The new launch date would be "later in 2016". A priority was to make sure the payroll and rostering system was robust and could meet future demands, Mr Johnson said.

"It was decided that a prudent step would be to extend the project timeline to make sure we get it right for all our staff."

Asked if the total budget was now expected to increase, and by how much, Mr Johnson said police continued to monitor costs but could not comment further at this stage.

"Any changes to the project costs will be met from within existing Police baseline."

The Treasury is monitoring the HRMIS as part of its work overseeing the Government's 38 riskiest projects, which together total $20.5 billion.

In December, it released a report that rated the project as "amber/red", meaning delivery against budget and schedule was in doubt.

Mike Johnson, executive support officer to the Human Resources Management Information System project. Photo / Warren Buckland
Mike Johnson, executive support officer to the Human Resources Management Information System project.

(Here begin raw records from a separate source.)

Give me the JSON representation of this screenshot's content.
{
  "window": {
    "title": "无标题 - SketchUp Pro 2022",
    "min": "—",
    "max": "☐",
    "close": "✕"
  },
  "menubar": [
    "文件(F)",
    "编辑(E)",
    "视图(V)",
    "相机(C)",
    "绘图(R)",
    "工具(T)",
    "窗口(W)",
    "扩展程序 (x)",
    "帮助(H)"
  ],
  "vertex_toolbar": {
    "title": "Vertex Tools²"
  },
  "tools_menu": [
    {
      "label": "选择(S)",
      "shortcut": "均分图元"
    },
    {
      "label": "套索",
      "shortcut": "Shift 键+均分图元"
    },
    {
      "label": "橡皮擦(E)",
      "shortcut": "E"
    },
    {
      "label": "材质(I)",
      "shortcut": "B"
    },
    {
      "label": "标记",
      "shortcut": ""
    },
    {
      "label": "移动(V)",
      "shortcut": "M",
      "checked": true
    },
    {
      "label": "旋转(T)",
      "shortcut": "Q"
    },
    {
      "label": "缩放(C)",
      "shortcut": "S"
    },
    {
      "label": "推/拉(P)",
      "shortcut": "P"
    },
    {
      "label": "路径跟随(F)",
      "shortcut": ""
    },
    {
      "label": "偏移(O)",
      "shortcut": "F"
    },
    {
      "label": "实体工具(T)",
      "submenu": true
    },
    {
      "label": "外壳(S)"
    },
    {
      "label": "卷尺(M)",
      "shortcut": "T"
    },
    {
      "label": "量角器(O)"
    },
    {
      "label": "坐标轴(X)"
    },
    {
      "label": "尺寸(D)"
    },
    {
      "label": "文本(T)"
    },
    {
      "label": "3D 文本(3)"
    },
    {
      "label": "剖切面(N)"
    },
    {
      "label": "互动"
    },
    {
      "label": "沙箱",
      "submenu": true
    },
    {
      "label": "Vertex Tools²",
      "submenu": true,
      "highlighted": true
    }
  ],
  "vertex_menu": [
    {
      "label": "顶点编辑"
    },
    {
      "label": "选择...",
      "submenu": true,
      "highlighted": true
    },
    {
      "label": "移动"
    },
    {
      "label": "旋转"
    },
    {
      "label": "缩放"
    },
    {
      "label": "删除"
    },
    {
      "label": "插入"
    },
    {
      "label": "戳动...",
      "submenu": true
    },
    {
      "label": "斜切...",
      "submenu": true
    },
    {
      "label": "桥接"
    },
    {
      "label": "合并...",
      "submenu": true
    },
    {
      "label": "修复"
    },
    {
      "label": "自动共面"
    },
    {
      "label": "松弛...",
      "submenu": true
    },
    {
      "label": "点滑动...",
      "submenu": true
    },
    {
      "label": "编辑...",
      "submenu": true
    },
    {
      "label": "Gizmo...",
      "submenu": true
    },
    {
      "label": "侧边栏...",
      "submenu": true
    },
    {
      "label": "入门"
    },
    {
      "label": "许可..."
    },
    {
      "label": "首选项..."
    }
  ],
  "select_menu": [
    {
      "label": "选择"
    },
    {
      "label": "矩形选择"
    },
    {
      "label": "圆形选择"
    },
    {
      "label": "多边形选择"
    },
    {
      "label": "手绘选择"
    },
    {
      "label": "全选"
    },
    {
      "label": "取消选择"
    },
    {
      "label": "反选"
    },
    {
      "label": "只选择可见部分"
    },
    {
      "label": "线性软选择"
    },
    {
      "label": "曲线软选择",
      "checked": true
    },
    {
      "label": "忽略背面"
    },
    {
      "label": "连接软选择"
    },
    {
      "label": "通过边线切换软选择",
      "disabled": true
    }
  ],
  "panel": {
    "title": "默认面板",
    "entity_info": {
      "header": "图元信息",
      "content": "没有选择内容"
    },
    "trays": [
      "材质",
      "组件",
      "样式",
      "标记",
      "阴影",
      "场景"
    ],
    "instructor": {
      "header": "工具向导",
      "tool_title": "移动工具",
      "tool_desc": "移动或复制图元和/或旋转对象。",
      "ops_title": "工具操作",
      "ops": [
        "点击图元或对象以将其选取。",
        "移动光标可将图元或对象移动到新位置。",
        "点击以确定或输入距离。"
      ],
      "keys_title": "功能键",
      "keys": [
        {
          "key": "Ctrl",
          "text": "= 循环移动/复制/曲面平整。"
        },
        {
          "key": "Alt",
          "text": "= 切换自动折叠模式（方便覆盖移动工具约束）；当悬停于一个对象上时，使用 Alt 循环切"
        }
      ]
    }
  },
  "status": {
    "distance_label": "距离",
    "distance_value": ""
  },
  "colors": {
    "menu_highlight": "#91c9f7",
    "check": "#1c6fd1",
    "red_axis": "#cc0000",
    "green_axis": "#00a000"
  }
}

Photo / Warren Buckland

"Costs have risen by $10 million [29 per cent] and the project is unlikely to be delivered within its total appropriated costs of $56.2 million," the report noted.

Labour's police spokesman Stuart Nash said embarking on the payroll overhaul was questionable at a time when frontline resourcing was under pressure.

A spokeswoman for Ms Collins said the project was complex and had clearly experienced some issues.

However, if more money was needed those costs would be met from within Police baselines.

The police payroll system is the latest Government IT project to experience problems. The Education Ministry's new Novopay payroll system led to widespread pay errors for school staff. Eventually taken over by the Government, it cost an extra $45 million.

Technical changes to implement child support reforms cost tens of millions of dollars more than originally estimated, and efforts to merge the computer systems of Customs and the Ministry for Primary Industries is almost $30 million over the initial budget.